Big Data: How climate change is causing the ‘feminization’ of the green turtle

Turtle underwater touching water surface with flipper, closeup portrait on blue water background

93 percent — That’s the proportion of green turtle hatchlings that could be female by 2100, according to a new study by researchers at the University of Exeter in England and the Environmental Sciences Center in Portugal. The sex of hatchlings is determined by temperature. Based on the climate change scenarios laid out by the Intergovernmental Panel on Climate Change, researchers expect 76 to 93 percent of hatchlings to be female by the end of the century. The “feminization” of the species is just one of several looming problems for the green turtle.

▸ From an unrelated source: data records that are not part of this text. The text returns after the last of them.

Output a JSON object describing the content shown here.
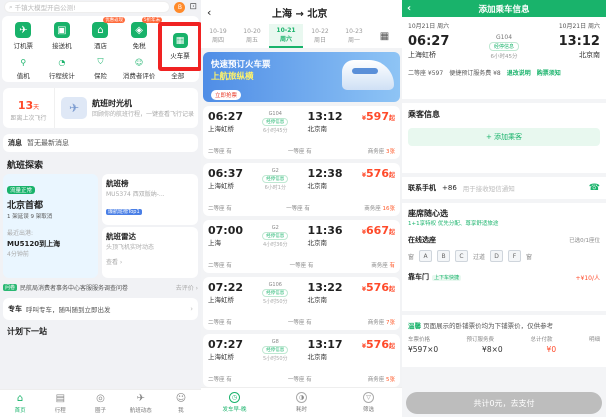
{
  "home": {
    "search_placeholder": "千镇大模型开启公测!",
    "avatar_initial": "B",
    "grid": [
      {
        "label": "订机票",
        "icon": "✈",
        "badge": ""
      },
      {
        "label": "接送机",
        "icon": "🚘",
        "badge": ""
      },
      {
        "label": "酒店",
        "icon": "🏨",
        "badge": "优惠返现"
      },
      {
        "label": "免税",
        "icon": "🛍",
        "badge": "5折年末"
      }
    ],
    "train_label": "火车票",
    "grid2": [
      {
        "label": "值机",
        "icon": "🧳"
      },
      {
        "label": "行程统计",
        "icon": "📊"
      },
      {
        "label": "保险",
        "icon": "🛡"
      },
      {
        "label": "消费者评价",
        "icon": "💬"
      },
      {
        "label": "全部",
        "icon": "⋯"
      }
    ],
    "time_card": {
      "count": "13",
      "unit": "天",
      "sub": "距离上次飞行",
      "title": "航班时光机",
      "desc": "回顾你的航班行程，一键查看飞行记录"
    },
    "messages": {
      "title": "消息",
      "text": "暂无最新消息"
    },
    "explore": {
      "title": "航班探索",
      "status_tag": "流量正常",
      "airport": "北京首都",
      "stats": "1 架延误   9 架取消",
      "recent_label": "最近出港:",
      "flight": "MU5120到上海",
      "flight_time": "4分钟前",
      "rank_title": "航班榜",
      "rank_sub": "MU5374  西双版纳-...",
      "rank_tag": "爆航班榜Top1",
      "radar_title": "航班雷达",
      "radar_sub": "头顶飞机实时动态",
      "radar_link": "查看 ›"
    },
    "ad": {
      "tag": "问卷",
      "text": "民航局消费者事务中心客服服务调查问卷",
      "link": "去评价 ›"
    },
    "car": {
      "title": "专车",
      "text": "呼叫专车，随叫随到立即出发"
    },
    "plan": "计划下一站",
    "tabs": [
      "首页",
      "行程",
      "圈子",
      "航班动态",
      "我"
    ]
  },
  "list": {
    "title": "上海 → 北京",
    "dates": [
      {
        "d": "10-19",
        "w": "周四"
      },
      {
        "d": "10-20",
        "w": "周五"
      },
      {
        "d": "10-21",
        "w": "周六"
      },
      {
        "d": "10-22",
        "w": "周日"
      },
      {
        "d": "10-23",
        "w": "周一"
      }
    ],
    "banner": {
      "l1": "快速预订火车票",
      "l2": "上航旅纵横",
      "l3": "立即抢票"
    },
    "trains": [
      {
        "dep": "06:27",
        "from": "上海虹桥",
        "no": "G104",
        "stop": "经停信息",
        "dur": "6小时45分",
        "arr": "13:12",
        "to": "北京南",
        "price": "597",
        "seat2": "二等座",
        "seat2n": "有",
        "seat1": "一等座",
        "seat1n": "有",
        "biz": "商务座",
        "bizn": "3张"
      },
      {
        "dep": "06:37",
        "from": "上海虹桥",
        "no": "G2",
        "stop": "经停信息",
        "dur": "6小时1分",
        "arr": "12:38",
        "to": "北京南",
        "price": "576",
        "seat2": "二等座",
        "seat2n": "有",
        "seat1": "一等座",
        "seat1n": "有",
        "biz": "商务座",
        "bizn": "16张"
      },
      {
        "dep": "07:00",
        "from": "上海",
        "no": "G2",
        "stop": "经停信息",
        "dur": "4小时36分",
        "arr": "11:36",
        "to": "北京南",
        "price": "667",
        "seat2": "二等座",
        "seat2n": "有",
        "seat1": "一等座",
        "seat1n": "有",
        "biz": "商务座",
        "bizn": "有"
      },
      {
        "dep": "07:22",
        "from": "上海虹桥",
        "no": "G106",
        "stop": "经停信息",
        "dur": "5小时50分",
        "arr": "13:22",
        "to": "北京南",
        "price": "576",
        "seat2": "二等座",
        "seat2n": "有",
        "seat1": "一等座",
        "seat1n": "有",
        "biz": "商务座",
        "bizn": "7张"
      },
      {
        "dep": "07:27",
        "from": "上海虹桥",
        "no": "G8",
        "stop": "经停信息",
        "dur": "5小时50分",
        "arr": "13:17",
        "to": "北京南",
        "price": "576",
        "seat2": "二等座",
        "seat2n": "有",
        "seat1": "一等座",
        "seat1n": "有",
        "biz": "商务座",
        "bizn": "5张"
      }
    ],
    "footer": [
      "发车早-晚",
      "耗时",
      "筛选"
    ]
  },
  "order": {
    "title": "添加乘车信息",
    "dep_date": "10月21日 周六",
    "arr_date": "10月21日 周六",
    "dep_time": "06:27",
    "arr_time": "13:12",
    "from": "上海虹桥",
    "to": "北京南",
    "train_no": "G104",
    "stop": "经停信息",
    "duration": "6小时45分",
    "price_line": "二等座 ¥597",
    "fee_line": "便捷预订服务费 ¥8",
    "refund": "退改说明",
    "notice": "购票须知",
    "passenger_title": "乘客信息",
    "add_passenger": "+ 添加乘客",
    "contact_label": "联系手机",
    "contact_code": "+86",
    "contact_placeholder": "用于接收短信通知",
    "seat_title": "座席随心选",
    "seat_desc": "1+1享特权  优先分配、尊享舒适旅途",
    "online_label": "在线选座",
    "online_status": "已选0/1座位",
    "seats_left": [
      "A",
      "B",
      "C"
    ],
    "aisle": "过道",
    "seats_right": [
      "D",
      "F"
    ],
    "window": "窗",
    "door_label": "靠车门",
    "door_tag": "上下车快捷",
    "door_price": "+¥10/人",
    "tip_head": "温馨",
    "tip_text": "页面展示的卧铺票价均为下铺票价，仅供参考",
    "fee_labels": [
      "车票价格",
      "预订服务费",
      "总计付款"
    ],
    "fee_values": [
      "¥597×0",
      "¥8×0",
      "¥0"
    ],
    "detail": "明细",
    "pay_button": "共计0元，去支付"
  }
}
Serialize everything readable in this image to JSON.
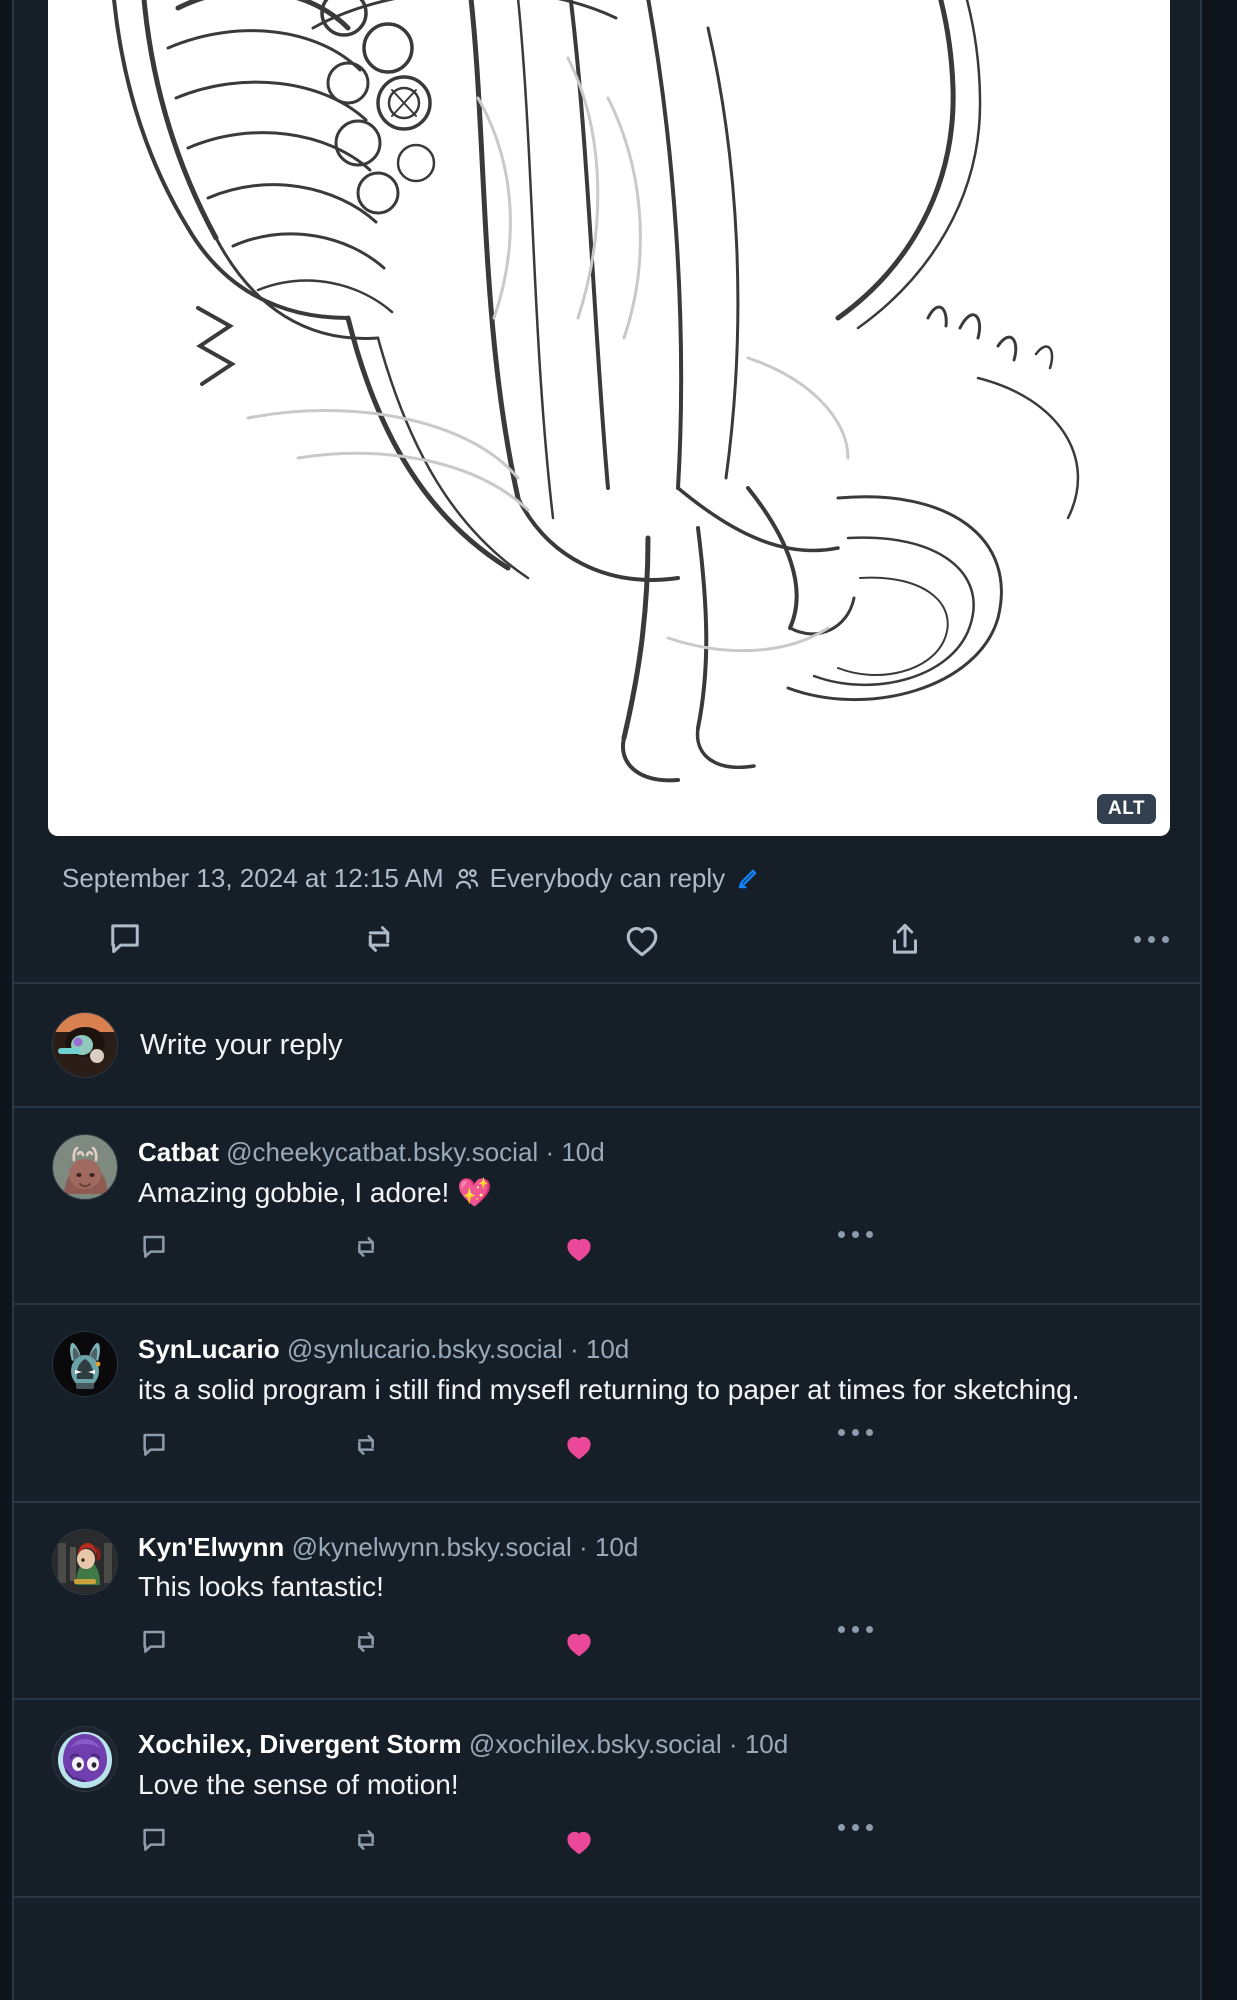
{
  "app": {
    "name": "bluesky-post-thread"
  },
  "post": {
    "image": {
      "alt_badge": "ALT",
      "alt_badge_name": "alt-text-badge"
    },
    "meta": {
      "timestamp": "September 13, 2024 at 12:15 AM",
      "audience_icon": "people-icon",
      "audience": "Everybody can reply",
      "edit_icon": "pencil-icon"
    },
    "actions": [
      {
        "name": "reply-button",
        "icon": "reply-icon",
        "label": "",
        "active": false
      },
      {
        "name": "repost-button",
        "icon": "repost-icon",
        "label": "",
        "active": false
      },
      {
        "name": "like-button",
        "icon": "heart-icon",
        "label": "",
        "active": false
      },
      {
        "name": "share-button",
        "icon": "share-icon",
        "label": "",
        "active": false
      },
      {
        "name": "more-button",
        "icon": "ellipsis-icon",
        "label": "",
        "active": false
      }
    ]
  },
  "composer": {
    "placeholder": "Write your reply",
    "avatar": "user-avatar"
  },
  "replies": [
    {
      "name": "Catbat",
      "handle": "@cheekycatbat.bsky.social",
      "dot": "·",
      "time": "10d",
      "text": "Amazing gobbie, I adore! 💖",
      "avatar": "catbat-avatar",
      "liked": true
    },
    {
      "name": "SynLucario",
      "handle": "@synlucario.bsky.social",
      "dot": "·",
      "time": "10d",
      "text": "its a solid program i still find mysefl returning to paper at times for sketching.",
      "avatar": "synlucario-avatar",
      "liked": true
    },
    {
      "name": "Kyn'Elwynn",
      "handle": "@kynelwynn.bsky.social",
      "dot": "·",
      "time": "10d",
      "text": "This looks fantastic!",
      "avatar": "kynelwynn-avatar",
      "liked": true
    },
    {
      "name": "Xochilex, Divergent Storm",
      "handle": "@xochilex.bsky.social",
      "dot": "·",
      "time": "10d",
      "text": "Love the sense of motion!",
      "avatar": "xochilex-avatar",
      "liked": true
    }
  ],
  "reply_actions": [
    {
      "name": "reply-button",
      "icon": "reply-icon"
    },
    {
      "name": "repost-button",
      "icon": "repost-icon"
    },
    {
      "name": "like-button",
      "icon": "heart-filled-icon"
    },
    {
      "name": "more-button",
      "icon": "ellipsis-icon"
    }
  ],
  "colors": {
    "background": "#0e141c",
    "surface": "#161e27",
    "border": "#2a3744",
    "text_primary": "#f2f5f8",
    "text_secondary": "#9aa9b8",
    "like_active": "#ec4899",
    "accent_blue": "#1185fe",
    "icon": "#aebbc9"
  }
}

Researchers say higher temperatures will push incubation temperatures to near “lethal levels,” even as rising seas wash away nesting areas.